By Eva Briggs, M.D.
It’s been a banner year so far for seasonal allergies. The major culprit is pollen.
What exactly is this stuff called pollen?
This powdery substance produced by flowering plants contains the male reproductive cells. Each pollen grain has a hard protective coat enclosing a gametophyte (a cell that can become a sperm cell) plus one or more nonreproductive “vegetative” cells.
When a pollen grain lands on a compatible female flower or cone it germinates.
The vegetative cell(s) forms a tube that leads into the female flower. The gametophyte splits to form two sperm cells that travel down the pollen tube to fertilize the female ovule. Of course, the pollen somehow has to get from one plant to another.
Entomophilus pollen travels by adhering to an insect who moves it along. This type of pollen sticky, protein rich, and relatively heavy. It’s often visible. But entomophilus pollen generally is not the type of pollen to trigger allergies because the heavy grains fall on the ground rather that traveling on the wind to people’s noses and eyes.
Anemophilus pollen, on the other hand, is tiny and disperses when blown about by the wind. Plants with airborne pollen must produce vast quantities of pollen to ensure that it wafts through the air and successfully drifts onto an appropriate female flower. These tiny pollen grains, invisible to the naked eye, trigger allergies by landing in a susceptible person’s nose or eyes.
There’s actually an entire scientific field called palynology devoted to the study of pollen. Microscopic examination of pollen is used in fields such as dating sediments and forensics. As a forestry student I learned to identify several types of tree pollen via microscope. All I remember is pine pollen, whose grains have two tiny airbladders to prolong their airtime but make them resemble tiny Mickey Mouse heads when viewed under the microscope.
Tree pollen usually disperses in early spring, often before plants turn green. Grass pollen season starts in later spring and continues into the summer. Weed pollen usually kicks in during spring and extends into the fall. A major source of allergy-inducing pollen is ragweed which starts in August and continues to November.
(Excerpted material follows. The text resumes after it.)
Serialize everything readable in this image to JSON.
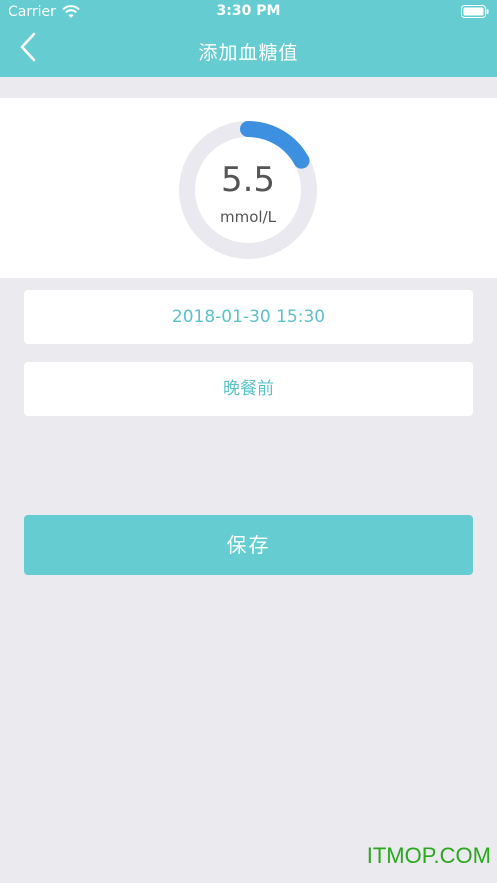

Tree and grass pollen counts are highest in the evening. Weed pollen counts peak in the morning. Rain washes pollen out of the air. But after the rain ends plants may release a burst of pollen making the counts climb.
On calm days pollen drifts to the ground but windy days blow the pollen around.
So, what should a pollen allergy sufferer do?
• Step one is avoidance when possible: monitor pollen counts and stay indoors during high levels. Keep your house and car windows shut during allergy season. After spending time outdoors change your clothes, shower and wash your hair. This is also a great time to check for ticks. Wearing an N95 or KN95 face mask can help filter out pollen when counts are high or during activities like lawn mowing.
• Step two is using over-the-counter medicines to control symptoms. If you know when your allergies start, these medicines can be started one or two weeks prior to allergy symptoms. Oral medicines include antihistamines: cetirizine, fexofenadine, levocetirizine and loratadine cause less drowsiness than diphenhydramine. Over-the-counter eye drops for treating allergies include ketotifen and olopatadine. Also helpful are steroid nose drops such as fluticasone, budesonide, and triamcinolone. If needed you can use an oral medicine, eye drops, and nose sprays in combination. Because there are so many commercial brands, I have used the generic names. If you are not sure what is in a particular medicine, consult the pharmacist or your medical provider.
If avoidance and over-the-counter medicines don’t help, the next step is seeing your doctor. They can determine whether prescription medicines, allergy testing, and/or immunotherapy (allergy shots or drops) are needed,